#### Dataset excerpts
^^^^
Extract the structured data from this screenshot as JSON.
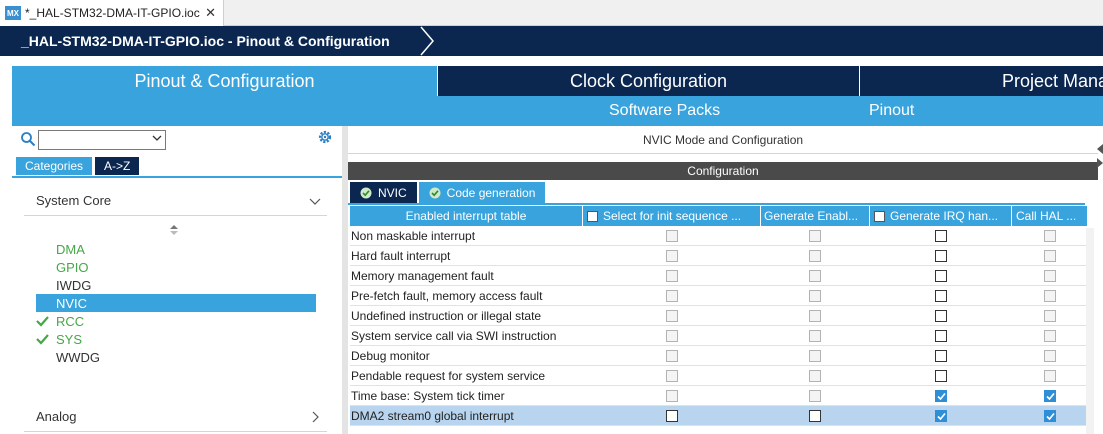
{
  "editor_tab": {
    "icon_text": "MX",
    "label": "*_HAL-STM32-DMA-IT-GPIO.ioc",
    "close": "✕"
  },
  "breadcrumb": {
    "text": "_HAL-STM32-DMA-IT-GPIO.ioc - Pinout & Configuration"
  },
  "main_tabs": [
    {
      "label": "Pinout & Configuration",
      "active": true
    },
    {
      "label": "Clock Configuration",
      "active": false
    },
    {
      "label": "Project Mana",
      "active": false
    }
  ],
  "sub_tabs": [
    {
      "label": "Software Packs"
    },
    {
      "label": "Pinout"
    }
  ],
  "left": {
    "search": {
      "value": ""
    },
    "category_tabs": [
      {
        "label": "Categories",
        "active": true
      },
      {
        "label": "A->Z",
        "active": false
      }
    ],
    "sections": [
      {
        "label": "System Core",
        "expanded": true
      },
      {
        "label": "Analog",
        "expanded": false
      }
    ],
    "peripherals": [
      {
        "label": "DMA",
        "style": "green",
        "checked": false
      },
      {
        "label": "GPIO",
        "style": "green",
        "checked": false
      },
      {
        "label": "IWDG",
        "style": "plain",
        "checked": false
      },
      {
        "label": "NVIC",
        "style": "selected",
        "checked": false
      },
      {
        "label": "RCC",
        "style": "green",
        "checked": true
      },
      {
        "label": "SYS",
        "style": "green",
        "checked": true
      },
      {
        "label": "WWDG",
        "style": "plain",
        "checked": false
      }
    ]
  },
  "right": {
    "mode_title": "NVIC Mode and Configuration",
    "config_bar": "Configuration",
    "config_tabs": [
      {
        "label": "NVIC",
        "active": true
      },
      {
        "label": "Code generation",
        "active": false
      }
    ],
    "columns": [
      {
        "label": "Enabled interrupt table",
        "checkbox": false
      },
      {
        "label": "Select for init sequence ...",
        "checkbox": true
      },
      {
        "label": "Generate Enabl...",
        "checkbox": false
      },
      {
        "label": "Generate IRQ han...",
        "checkbox": true
      },
      {
        "label": "Call HAL ...",
        "checkbox": false
      }
    ],
    "rows": [
      {
        "name": "Non maskable interrupt",
        "cells": [
          "disabled",
          "disabled",
          "enabled",
          "disabled"
        ]
      },
      {
        "name": "Hard fault interrupt",
        "cells": [
          "disabled",
          "disabled",
          "enabled",
          "disabled"
        ]
      },
      {
        "name": "Memory management fault",
        "cells": [
          "disabled",
          "disabled",
          "enabled",
          "disabled"
        ]
      },
      {
        "name": "Pre-fetch fault, memory access fault",
        "cells": [
          "disabled",
          "disabled",
          "enabled",
          "disabled"
        ]
      },
      {
        "name": "Undefined instruction or illegal state",
        "cells": [
          "disabled",
          "disabled",
          "enabled",
          "disabled"
        ]
      },
      {
        "name": "System service call via SWI instruction",
        "cells": [
          "disabled",
          "disabled",
          "enabled",
          "disabled"
        ]
      },
      {
        "name": "Debug monitor",
        "cells": [
          "disabled",
          "disabled",
          "enabled",
          "disabled"
        ]
      },
      {
        "name": "Pendable request for system service",
        "cells": [
          "disabled",
          "disabled",
          "enabled",
          "disabled"
        ]
      },
      {
        "name": "Time base: System tick timer",
        "cells": [
          "disabled",
          "disabled",
          "checked",
          "checked"
        ]
      },
      {
        "name": "DMA2 stream0 global interrupt",
        "cells": [
          "enabled",
          "enabled",
          "checked",
          "checked"
        ],
        "selected": true
      }
    ]
  },
  "colors": {
    "navy": "#0b2750",
    "accent": "#38a3dc",
    "green": "#46a746",
    "check_blue": "#2f8fd6"
  }
}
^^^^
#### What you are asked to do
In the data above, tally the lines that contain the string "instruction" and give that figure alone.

#### Expected output
2